Guantanamo Bay is a Stain on Our National Honor: Rep. Jerry Nadler

Reference: nadler.house.gov

On April 30, 2014, the House of Representatives passed a $64.7 billion appropriations bill for the Department of Veterans Affairs. The Military Construction and Veterans Affairs and Related Agencies Appropriations Act (H.R. 4486), sponsored by Rep. John Abney Culberson, R-Texas, also includes $6.6 billion for military construction projects, including family housing, medical units, and education and training facilities. The vote was 416 yeas to 1 nay.

Before passage, the House rejected (249-168) a Democratic-backed amendment seeking to eliminate a provision in the bill that bars funding for construction of facilities in the U.S. that would house suspected terrorist detainees now being held at the Navy’s Guantanamo Bay prison in Cuba. During the debate, the bill’s sponsor, Rep. James Moran (D-Va.) said: “Guantanamo is a rallying cry for extremists around the world, and until we transfer and try these detainees, there is no denying that Guantanamo is in fact hurting our national security.” Culberson replied that trying the detainees in U.S. courts would give them unwarranted constitutional protections. The vote, on April 30, was 168 yeas to 249 nays.

Following the vote, Rep. Jerrold Nadler (D-N.Y.) released the following statement:

Guantanamo Bay is a Stain on Our National Honor

May 1, 2014

“We are told by some in the majority that enemy soldiers should not have constitutional rights. But Mr. Speaker, a majority, concededly, of those at Guantanamo was never involved in hostile acts against the United States; 86% were turned in for bounties.
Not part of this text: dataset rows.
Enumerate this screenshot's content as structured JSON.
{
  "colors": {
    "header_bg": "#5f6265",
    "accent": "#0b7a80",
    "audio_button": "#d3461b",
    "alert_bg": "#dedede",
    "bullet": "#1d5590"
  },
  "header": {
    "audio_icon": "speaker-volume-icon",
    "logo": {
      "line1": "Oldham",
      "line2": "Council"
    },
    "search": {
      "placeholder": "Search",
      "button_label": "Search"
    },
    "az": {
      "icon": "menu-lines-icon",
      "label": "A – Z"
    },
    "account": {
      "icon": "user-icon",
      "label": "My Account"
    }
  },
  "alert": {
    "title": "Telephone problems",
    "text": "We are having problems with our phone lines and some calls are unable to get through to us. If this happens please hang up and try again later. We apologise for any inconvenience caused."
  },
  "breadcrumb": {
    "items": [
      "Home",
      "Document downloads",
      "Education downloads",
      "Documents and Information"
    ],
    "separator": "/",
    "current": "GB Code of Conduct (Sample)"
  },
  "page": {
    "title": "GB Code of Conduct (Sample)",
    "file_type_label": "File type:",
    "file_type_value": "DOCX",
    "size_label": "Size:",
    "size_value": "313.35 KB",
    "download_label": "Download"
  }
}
We don’t know whether these people are enemy soldiers—some of them may be, and some of them are probably not—and we don’t know that they’re terrorists. That—those facts must be determined in a fair proceeding of some sort; but at Guantanamo there are no proceedings. They haven’t managed to hold military trials and we can’t hold civilian trials there. So we are holding people for no purpose, with no proceedings, no hearings, no opportunity, essentially forever.

“The time to close Guantanamo is now. Guantanamo is a stain on our national honor. Never mind all the foreign policy reasons why it’s poisoning our relations with other countries, instigating terror against it—the fact is: it’s wrong.

“We are holding 154 people at Gitmo, 77 of whom have been cleared for release, that is to say they have been found guilty of nothing, are thought to be guilty of nothing, and have been judged not to pose any danger, but nonetheless they’re not released. There is no reason and no right for us to hold them further. The others should be brought to the United States and tried for their offenses. Mr. Chairman, I wonder which of our colleagues doesn’t believe in the American system of justice. I wonder which one of us does not trust our own American courts. I wonder who among us does not believe in the Bill of Rights, who does not believe in the right to counsel or that people should have an opportunity to have their guilt or innocence established in court. What we have at Gitmo is a system that is an affront to those beliefs and to the United States.

“In the last decade, we have begun to let go of our freedoms bit by bit with each new executive order, each new court decision and, yes, each new act of Congress. We have begun giving away our rights to privacy, a right to our day in court when the government harms us; and with this legislation, we are continuing down the path of destroying the right to be free from imprisonment without due process of law.

“Indeed, I wonder, if some of the people in Guantanamo broke out of jail, and inflicted injuries on American personnel in so doing, and were caught, how we would defend ourselves when they said we were just victims of kidnapping, the United States government kidnapped us with no claim of right and we have every right to use force to escape an illegal kidnapping by a government acting essentially under no law.

“I want to commend the gentleman from Washington and the gentleman from Virginia for fighting to close the detention facility at Guantanamo.

“The language in this bill without our amendment prohibits moving any detainees into the United States and guarantees that we will continue holding people indefinitely, people who may not be terrorists, some of whom we may suspect to be terrorists, none of whom have had a day in court to prove they are or are not terrorists. We will continue to hold them indefinitely without charge, contrary to every tradition this country stands for, contrary to any notion of due process.

“Because of this momentous challenge to the founding principles of the United States, that no person may be deprived of liberty without due process of law—and certainly may not be deprived of liberty indefinitely without due process of law—we must close the detention facility at Guantanamo now, in order to restore our national honor.

“This will afford the detainees no additional constitutional rights. The Supreme Court has already ruled that detainees at Guantanamo have the same constitutional rights at Guantanamo as they would if they were brought here.

“We must close this facility, try these people or let them go, and restore our national honor. Support this amendment.”

Jerrold Nadler has served in Congress since 1992. He represents New York’s 10th Congressional District, which includes parts of Manhattan and Brooklyn. His website is here.